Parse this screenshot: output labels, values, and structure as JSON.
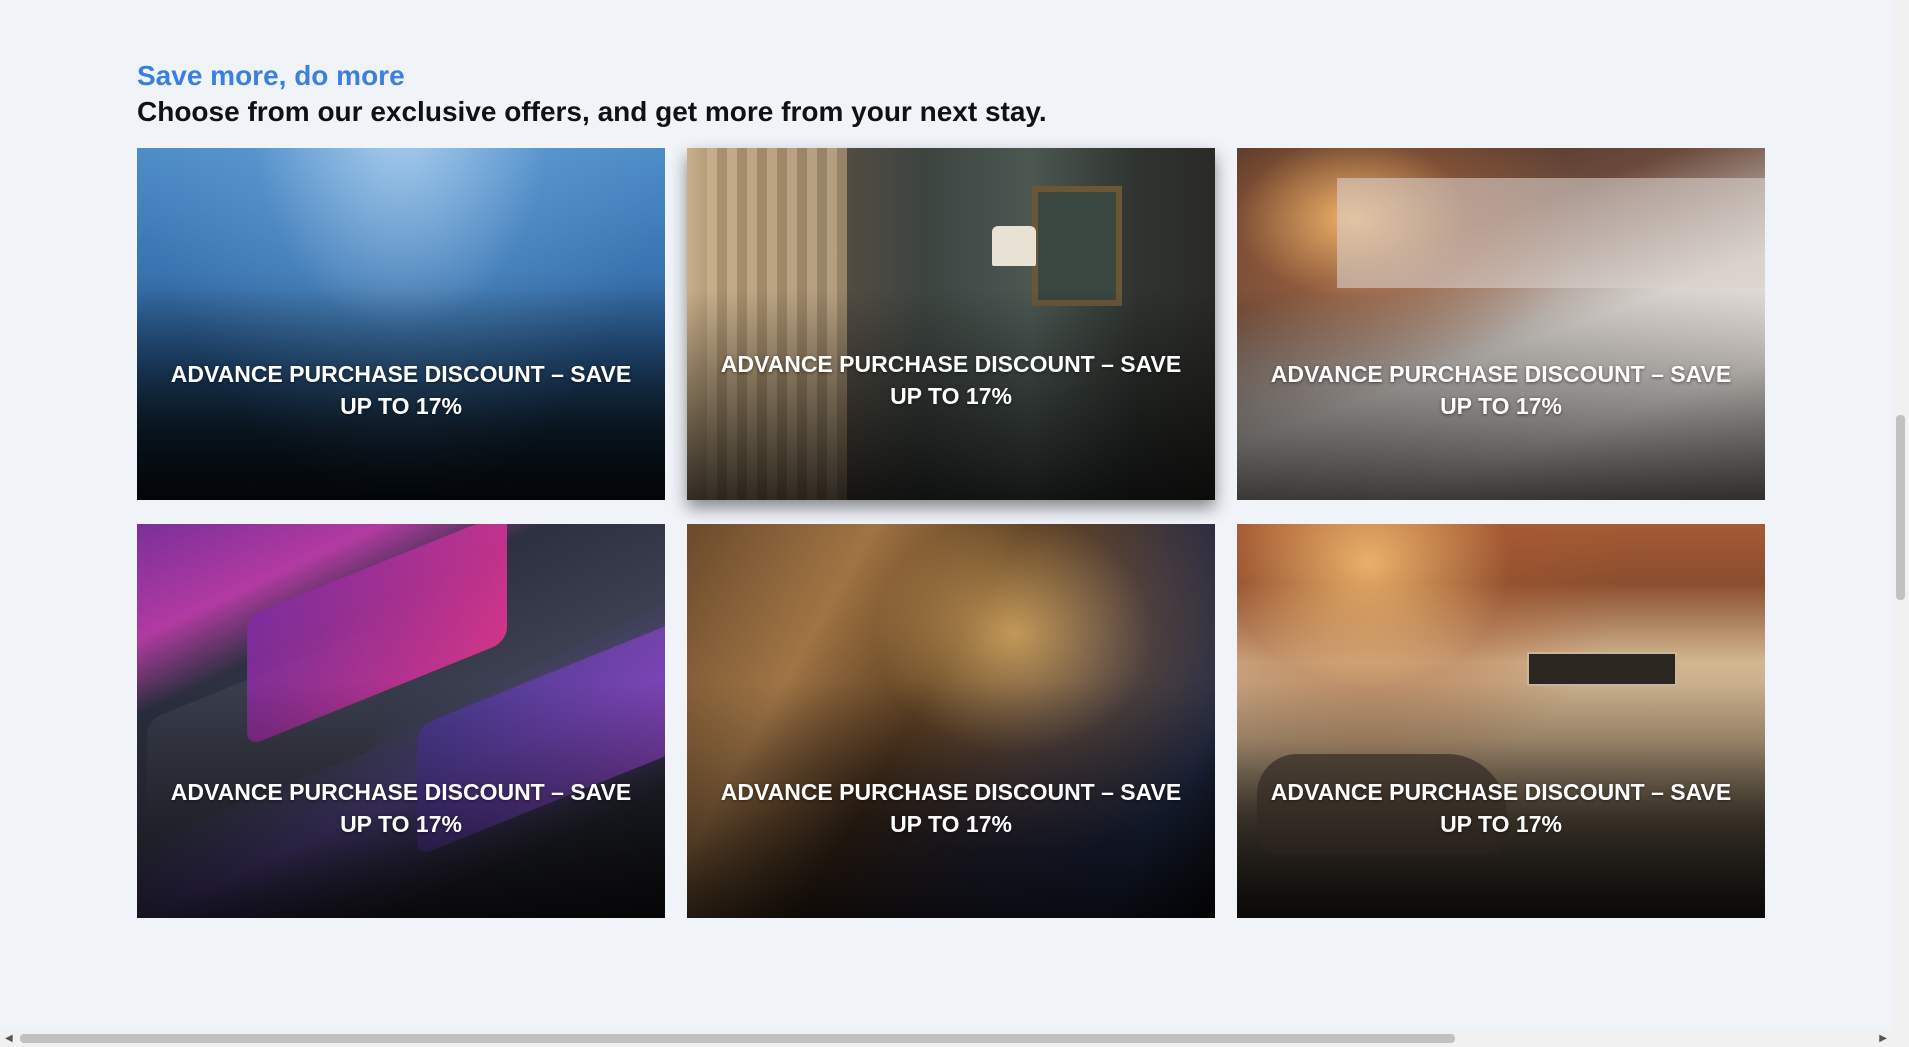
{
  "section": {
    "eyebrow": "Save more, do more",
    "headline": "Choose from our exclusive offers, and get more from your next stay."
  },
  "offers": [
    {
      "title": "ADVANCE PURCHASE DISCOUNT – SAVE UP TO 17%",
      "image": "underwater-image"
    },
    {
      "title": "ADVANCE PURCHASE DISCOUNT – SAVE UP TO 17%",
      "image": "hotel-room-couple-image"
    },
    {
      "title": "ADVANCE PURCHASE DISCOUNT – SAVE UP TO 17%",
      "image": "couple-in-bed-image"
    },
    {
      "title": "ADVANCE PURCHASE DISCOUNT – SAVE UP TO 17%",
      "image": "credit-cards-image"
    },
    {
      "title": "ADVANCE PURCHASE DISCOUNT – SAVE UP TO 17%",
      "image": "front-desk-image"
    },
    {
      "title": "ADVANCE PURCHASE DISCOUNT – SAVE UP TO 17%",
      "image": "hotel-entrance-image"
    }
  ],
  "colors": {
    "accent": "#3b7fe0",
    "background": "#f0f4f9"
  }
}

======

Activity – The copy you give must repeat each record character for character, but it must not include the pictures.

Answer to the exercise –
Parse this screenshot: output labels, values, and structure as JSON.
{
  "section": {
    "eyebrow": "Save more, do more",
    "headline": "Choose from our exclusive offers, and get more from your next stay."
  },
  "offers": [
    {
      "title": "ADVANCE PURCHASE DISCOUNT – SAVE UP TO 17%",
      "image": "underwater-image"
    },
    {
      "title": "ADVANCE PURCHASE DISCOUNT – SAVE UP TO 17%",
      "image": "hotel-room-couple-image"
    },
    {
      "title": "ADVANCE PURCHASE DISCOUNT – SAVE UP TO 17%",
      "image": "couple-in-bed-image"
    },
    {
      "title": "ADVANCE PURCHASE DISCOUNT – SAVE UP TO 17%",
      "image": "credit-cards-image"
    },
    {
      "title": "ADVANCE PURCHASE DISCOUNT – SAVE UP TO 17%",
      "image": "front-desk-image"
    },
    {
      "title": "ADVANCE PURCHASE DISCOUNT – SAVE UP TO 17%",
      "image": "hotel-entrance-image"
    }
  ],
  "colors": {
    "accent": "#3b7fe0",
    "background": "#f0f4f9"
  }
}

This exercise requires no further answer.